This was despite residents again expressing their concern about the brothel’s Standing Drive location and fear of increased violence in the industrial area.
It is a decision that has disappointed Cr Dale Harriman, who supported Cr Sindt’s challenge based on the opposition of the nearby community.
“I don’t think where it is, is the right place,” Cr Harriman said.
“Councillors are there to represent the community and we let the community down last night.”
Last year council received an application to open an exempt brothel in a Standing Drive warehouse, which the applicant said would operate by appointment only with strictly no walk-in traffic.
Councillors approved the application on the grounds a management plan be submitted detailing security measures and no more than five people would be on the premises at any one time.
The exempt brothel, a small owner-operated business that can operate with two sex work service providers, would open between 10am and 10pm, seven days a week.
Four people addressed Monday’s meeting before councillors considered overturning their original approval, with a member of a nearby foodbank suggesting the facility could close down.
A property owner said the brothel would be in the line of sight of his future family home, while a social worker asked councillors if the brothel was in the best interests of women and children.
Speaking in support of the brothel’s approval, Cr Kellie O’Callaghan told The Express providing a safe work environment in the sex industry was important.
“If we turn a blind eye to the existence of the industry and encourage unregulated working environments we place women at much higher risk,” Cr O’Callaghan said.
She said while it was important to consider community concerns, she felt confident a council officer’s report addressed the matters highlighted.
“There remains an avenue for appeal to VCAT (the Victorian Civil and Administrative Tribunal) in the event that the objectors feel that council hasn’t heard or effectively considered the issues they presented,” she said.
All objectors can appeal the decision by making an application to the VCAT to review council’s decision.
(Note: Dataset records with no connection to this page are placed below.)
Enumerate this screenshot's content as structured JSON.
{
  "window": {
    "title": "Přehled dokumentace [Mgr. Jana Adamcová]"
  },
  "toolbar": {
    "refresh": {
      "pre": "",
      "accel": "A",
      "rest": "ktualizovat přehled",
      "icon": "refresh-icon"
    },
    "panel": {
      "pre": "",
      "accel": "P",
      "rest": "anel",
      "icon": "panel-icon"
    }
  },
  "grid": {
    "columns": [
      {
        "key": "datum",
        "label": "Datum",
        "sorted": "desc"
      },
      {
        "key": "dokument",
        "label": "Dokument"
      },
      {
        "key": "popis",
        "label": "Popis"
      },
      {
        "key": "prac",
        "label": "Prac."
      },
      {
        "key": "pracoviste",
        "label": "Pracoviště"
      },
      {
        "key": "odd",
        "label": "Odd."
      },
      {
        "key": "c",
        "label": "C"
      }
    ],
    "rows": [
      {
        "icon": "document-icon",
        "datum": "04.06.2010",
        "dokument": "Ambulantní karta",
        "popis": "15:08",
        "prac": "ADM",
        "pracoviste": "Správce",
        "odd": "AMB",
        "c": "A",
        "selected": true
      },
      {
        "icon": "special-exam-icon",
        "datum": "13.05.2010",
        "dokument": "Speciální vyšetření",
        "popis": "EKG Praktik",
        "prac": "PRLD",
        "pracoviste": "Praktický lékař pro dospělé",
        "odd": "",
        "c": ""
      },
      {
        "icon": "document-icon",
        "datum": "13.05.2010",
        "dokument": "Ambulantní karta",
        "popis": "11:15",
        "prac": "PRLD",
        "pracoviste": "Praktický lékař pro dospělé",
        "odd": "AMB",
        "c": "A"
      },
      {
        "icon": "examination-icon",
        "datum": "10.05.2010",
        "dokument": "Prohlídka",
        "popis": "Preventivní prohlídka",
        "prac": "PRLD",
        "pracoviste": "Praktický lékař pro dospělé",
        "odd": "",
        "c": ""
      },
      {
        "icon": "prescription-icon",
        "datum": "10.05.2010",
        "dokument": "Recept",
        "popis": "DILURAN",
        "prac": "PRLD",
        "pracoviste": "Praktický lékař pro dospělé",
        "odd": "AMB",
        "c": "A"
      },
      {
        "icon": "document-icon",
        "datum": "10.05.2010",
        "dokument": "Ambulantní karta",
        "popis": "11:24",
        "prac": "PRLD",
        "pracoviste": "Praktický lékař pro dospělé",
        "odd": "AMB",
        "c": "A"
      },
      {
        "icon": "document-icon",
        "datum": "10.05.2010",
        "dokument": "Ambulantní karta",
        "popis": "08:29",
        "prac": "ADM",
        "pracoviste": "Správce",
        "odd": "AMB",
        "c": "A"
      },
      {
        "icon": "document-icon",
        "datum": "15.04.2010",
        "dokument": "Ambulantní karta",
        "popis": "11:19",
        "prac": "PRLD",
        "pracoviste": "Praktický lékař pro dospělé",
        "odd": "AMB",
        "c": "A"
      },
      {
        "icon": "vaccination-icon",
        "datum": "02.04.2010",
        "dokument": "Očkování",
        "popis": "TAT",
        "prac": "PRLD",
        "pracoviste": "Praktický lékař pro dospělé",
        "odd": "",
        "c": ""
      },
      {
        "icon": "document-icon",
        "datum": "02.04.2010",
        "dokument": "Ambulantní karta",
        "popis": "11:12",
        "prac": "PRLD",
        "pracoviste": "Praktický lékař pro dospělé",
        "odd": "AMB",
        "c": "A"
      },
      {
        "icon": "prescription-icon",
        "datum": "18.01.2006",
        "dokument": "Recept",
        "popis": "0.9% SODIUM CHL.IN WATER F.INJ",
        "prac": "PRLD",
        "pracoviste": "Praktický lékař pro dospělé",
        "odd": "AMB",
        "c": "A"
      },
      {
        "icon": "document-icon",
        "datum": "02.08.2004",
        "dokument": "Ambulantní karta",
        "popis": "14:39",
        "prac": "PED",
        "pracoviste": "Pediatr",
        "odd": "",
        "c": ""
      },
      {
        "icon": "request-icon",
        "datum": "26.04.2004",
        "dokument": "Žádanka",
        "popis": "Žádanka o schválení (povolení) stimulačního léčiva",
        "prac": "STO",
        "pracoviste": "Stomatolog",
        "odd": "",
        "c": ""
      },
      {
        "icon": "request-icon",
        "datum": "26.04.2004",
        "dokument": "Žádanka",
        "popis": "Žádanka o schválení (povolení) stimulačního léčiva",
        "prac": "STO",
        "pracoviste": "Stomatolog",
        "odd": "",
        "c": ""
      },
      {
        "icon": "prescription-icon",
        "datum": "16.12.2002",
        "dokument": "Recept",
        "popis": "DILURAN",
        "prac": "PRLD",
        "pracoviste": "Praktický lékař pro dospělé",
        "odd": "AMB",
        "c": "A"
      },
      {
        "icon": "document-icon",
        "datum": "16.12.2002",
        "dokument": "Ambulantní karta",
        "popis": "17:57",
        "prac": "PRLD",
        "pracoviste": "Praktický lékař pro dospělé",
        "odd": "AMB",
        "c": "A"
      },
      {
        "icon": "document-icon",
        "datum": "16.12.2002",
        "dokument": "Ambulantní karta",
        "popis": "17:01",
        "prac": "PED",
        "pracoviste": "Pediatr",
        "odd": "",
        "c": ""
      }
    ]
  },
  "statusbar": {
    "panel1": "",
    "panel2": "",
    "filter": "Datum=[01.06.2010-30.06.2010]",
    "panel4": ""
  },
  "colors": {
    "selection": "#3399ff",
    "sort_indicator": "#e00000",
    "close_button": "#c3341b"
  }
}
Those who did not make an objection to council must have VCAT’s leave to make an application for review of council’s decision.
Objectors have 21 days, from the date of the notice of decision to issue a permit, to appeal the decision.